Problem:
Extract each line of the records below that contains the word "name".

Dataset content:
= = =
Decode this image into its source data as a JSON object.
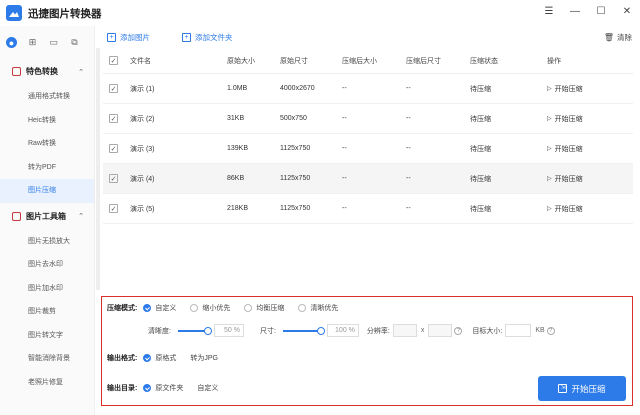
{
  "app": {
    "title": "迅捷图片转换器"
  },
  "window": {
    "icons": [
      "menu-icon",
      "minimize-icon",
      "maximize-icon",
      "close-icon"
    ]
  },
  "sidebar": {
    "groups": [
      {
        "label": "特色转换",
        "items": [
          "通用格式转换",
          "Heic转换",
          "Raw转换",
          "转为PDF",
          "图片压缩"
        ]
      },
      {
        "label": "图片工具箱",
        "items": [
          "图片无损放大",
          "图片去水印",
          "图片加水印",
          "图片裁剪",
          "图片转文字",
          "智能消除背景",
          "老照片修复"
        ]
      }
    ],
    "selected_item": "图片压缩"
  },
  "toolbar": {
    "add_image": "添加图片",
    "add_folder": "添加文件夹",
    "clear": "清除"
  },
  "table": {
    "headers": [
      "文件名",
      "原始大小",
      "原始尺寸",
      "压缩后大小",
      "压缩后尺寸",
      "压缩状态",
      "操作"
    ],
    "rows": [
      {
        "name": "演示 (1)",
        "size": "1.0MB",
        "dim": "4000x2670",
        "new_size": "--",
        "new_dim": "--",
        "status": "待压缩",
        "action": "开始压缩"
      },
      {
        "name": "演示 (2)",
        "size": "31KB",
        "dim": "500x750",
        "new_size": "--",
        "new_dim": "--",
        "status": "待压缩",
        "action": "开始压缩"
      },
      {
        "name": "演示 (3)",
        "size": "139KB",
        "dim": "1125x750",
        "new_size": "--",
        "new_dim": "--",
        "status": "待压缩",
        "action": "开始压缩"
      },
      {
        "name": "演示 (4)",
        "size": "86KB",
        "dim": "1125x750",
        "new_size": "--",
        "new_dim": "--",
        "status": "待压缩",
        "action": "开始压缩"
      },
      {
        "name": "演示 (5)",
        "size": "218KB",
        "dim": "1125x750",
        "new_size": "--",
        "new_dim": "--",
        "status": "待压缩",
        "action": "开始压缩"
      }
    ]
  },
  "settings": {
    "mode_label": "压缩模式:",
    "modes": [
      "自定义",
      "缩小优先",
      "均衡压缩",
      "清晰优先"
    ],
    "clarity_label": "清晰度:",
    "clarity_value": "50",
    "size_label": "尺寸:",
    "size_value": "100",
    "percent": "%",
    "resolution_label": "分辨率:",
    "x_sep": "x",
    "target_label": "目标大小:",
    "target_unit": "KB",
    "output_format_label": "输出格式:",
    "output_formats": [
      "原格式",
      "转为JPG"
    ],
    "output_dir_label": "输出目录:",
    "output_dirs": [
      "原文件夹",
      "自定义"
    ],
    "start_button": "开始压缩"
  },
  "colors": {
    "accent": "#2d7be8",
    "highlight_border": "#d9302c"
  }
}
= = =
Response to this exercise:
        "name": "演示 (1)",
        "name": "演示 (2)",
        "name": "演示 (3)",
        "name": "演示 (4)",
        "name": "演示 (5)",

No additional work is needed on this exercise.